You may not find this terribly rewarding unless you're included here, so this is a good time for casual and random browsers to turn back before they get too caught up in the sweep and majesty of the proceedings and can't let go.
Lost again, and then found, 14 March 2017
The marked trail out southwestward from the Col du Marchairuz, in the Canton of Vaud in Switzerland, has been well-traveled in recent weeks. So we not by us, too?
So many eager hikers have been here before us that the track is hard on the knees. Like walking on the sidewalk, in snowshoes.
Our guide today is questioning the concept. But following the track is the fastest way to get out a ways from any potential throngs of gaily-clad fellow hikers.
Off the track, there are all kinds of things that could slow us down.
Time passes -- we are so fed up with plodding on the concretish trail.
Finally, with expletives (deleted), the need for a decision is overtaking us.
Our guide, in his exasperation, bolts off the track to the high ground.
So we have to follow and hope it all works out.
A dead end, apparently. -- Jump!
Confident that a way off of this can be found
A stone wall below (a stone wall shows up on the map in a way that a tree does not).
A gap in the stone wall, good (crossing stone walls gracefully becomes more awkward with each passing year). And up the other side.
-- Either jump or go back uphill.
Back uphill it is.
Our guide has chosen a promising way over our little impediment, but . . .
. . . we've found a more promising one, we believe.
Our guide has underestimated his foe. Who knows what lies under a smooth slope of snow?
Whilst our chosen route appears to be easy-peasy
We're almost up. We'll shout down at our guide and photograph his struggles.
We find our guide awaiting us impatiently. Which may be why he's the guide and we're not.
On the other hand, our guide doesn't remember that snow-covered fallen trees are usually hollow underneath, like little snowshoe traps.
The trick is to leap up onto the tree trunk, and then jump!
Here's another stone wall -- so over we go. But we think we recall that there are only two stone walls in this vicinity, so . . . surprise, we know where we are now.
This is the old Chemin des Crêtes long-distance hiking path -- this long section was abandoned years ago, and the new Chemin runs along parallel to us on the ridge through open meadows about 40 meters below on the right. We've always preferred the unsignposted old trail.
Half a kilometre farther along to the southwest, at a subtle junction in the ways, our guide is exploring his memory with not much luck so far.
Happily, we're able to suggest that we should be going back up to the ridge and down the Lake Geneva side of it.
Over the ridge and down the hill, on a real path this time.
One of the few landmarks in this area, the Fontaine Valier, about 20m below the ridge line, overlooking the Pré de Rolle and ultimately Lake Geneva.

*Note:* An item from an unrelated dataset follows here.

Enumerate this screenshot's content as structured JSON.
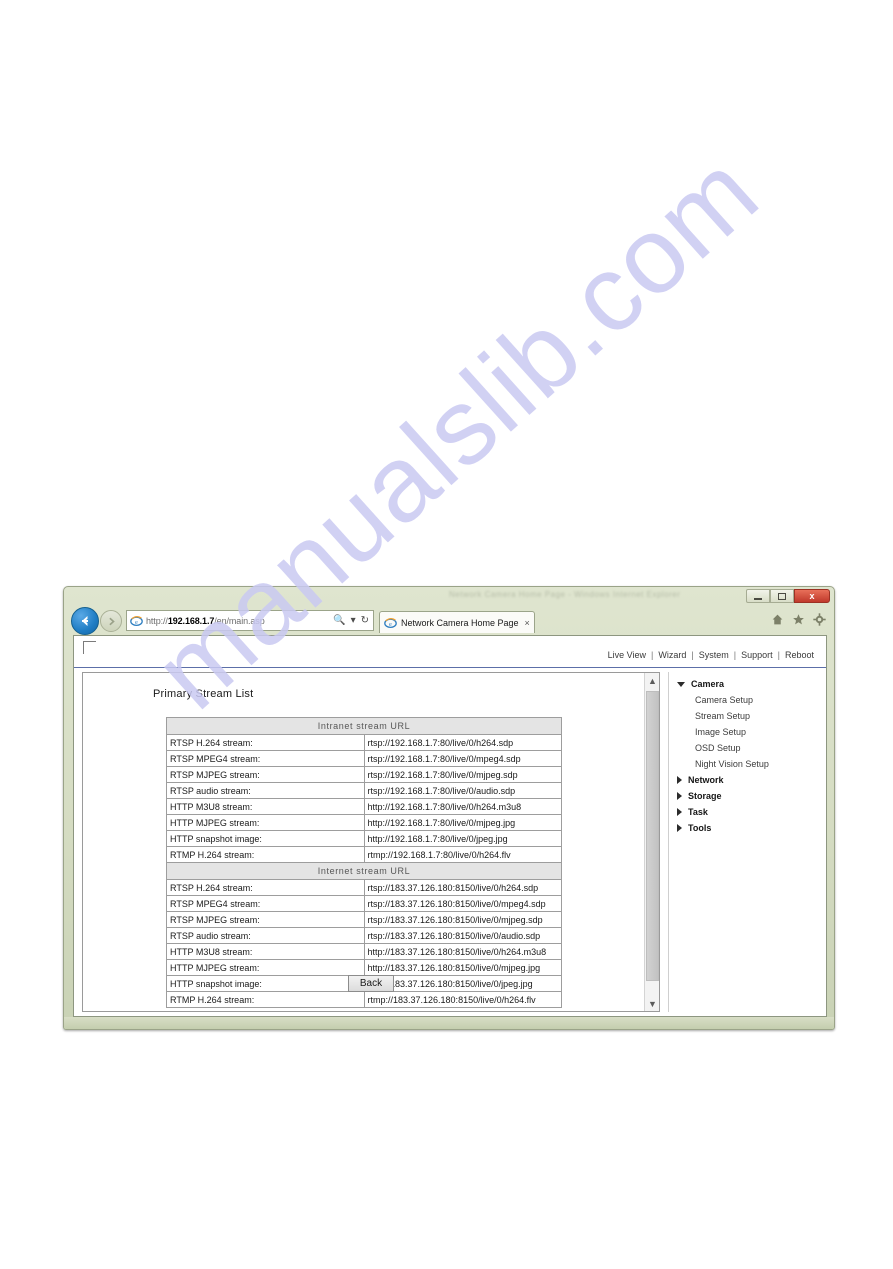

The Fontaine Valier is special -- one of very few water sources in the porous limestone of the Jura, and the one highest up along the summit ridges, since 1720 it's been canalized off for the livestock in the pastures down below. In the early 1990s the system was renewed and the fountain's trough was set up here -- "Ce site est placé sous la sauvegarde du public!"
Long lines of pesky rockbands attend us as we try to progress back northeastward . . .
. . . with no end in sight, so . . .
. . . we're agreed that wrestling our little plastic snowshoes over a possibly huge series of obstacles all the way back up the hill is just not on.
But our way forward is blocked by cliffs (another lapse of memory), so if not up, then down.
As it happens, our normally imperfect memories are trying to convince us that this is actually a path, however unmarked it may be, that might well lead us to a place we'd like to go to.
Taking an important call
Our memories, as pure luck would have it, were correct -- here is a junction of marked hiking and mountain biking trails, and we have but to plod up the well-packed path to Marchairuz.
But we can't do it. The joys of wandering mostly lost are too powerful, and we'll find our own way home, many thanks.
The general direction is correct, judging by the sun behind us, so how hard could this be?
Actually, we're following the prompts and cues of memory again, but this time it's not working out as well.
But the general direction is correct. Judging by the sun.
A familiar sight, not far from the hotel at the Col du Marchairuz
And the sounds of automobiles near the col. We're on the marked trail again.
And Dr Joe's car is still where we left it.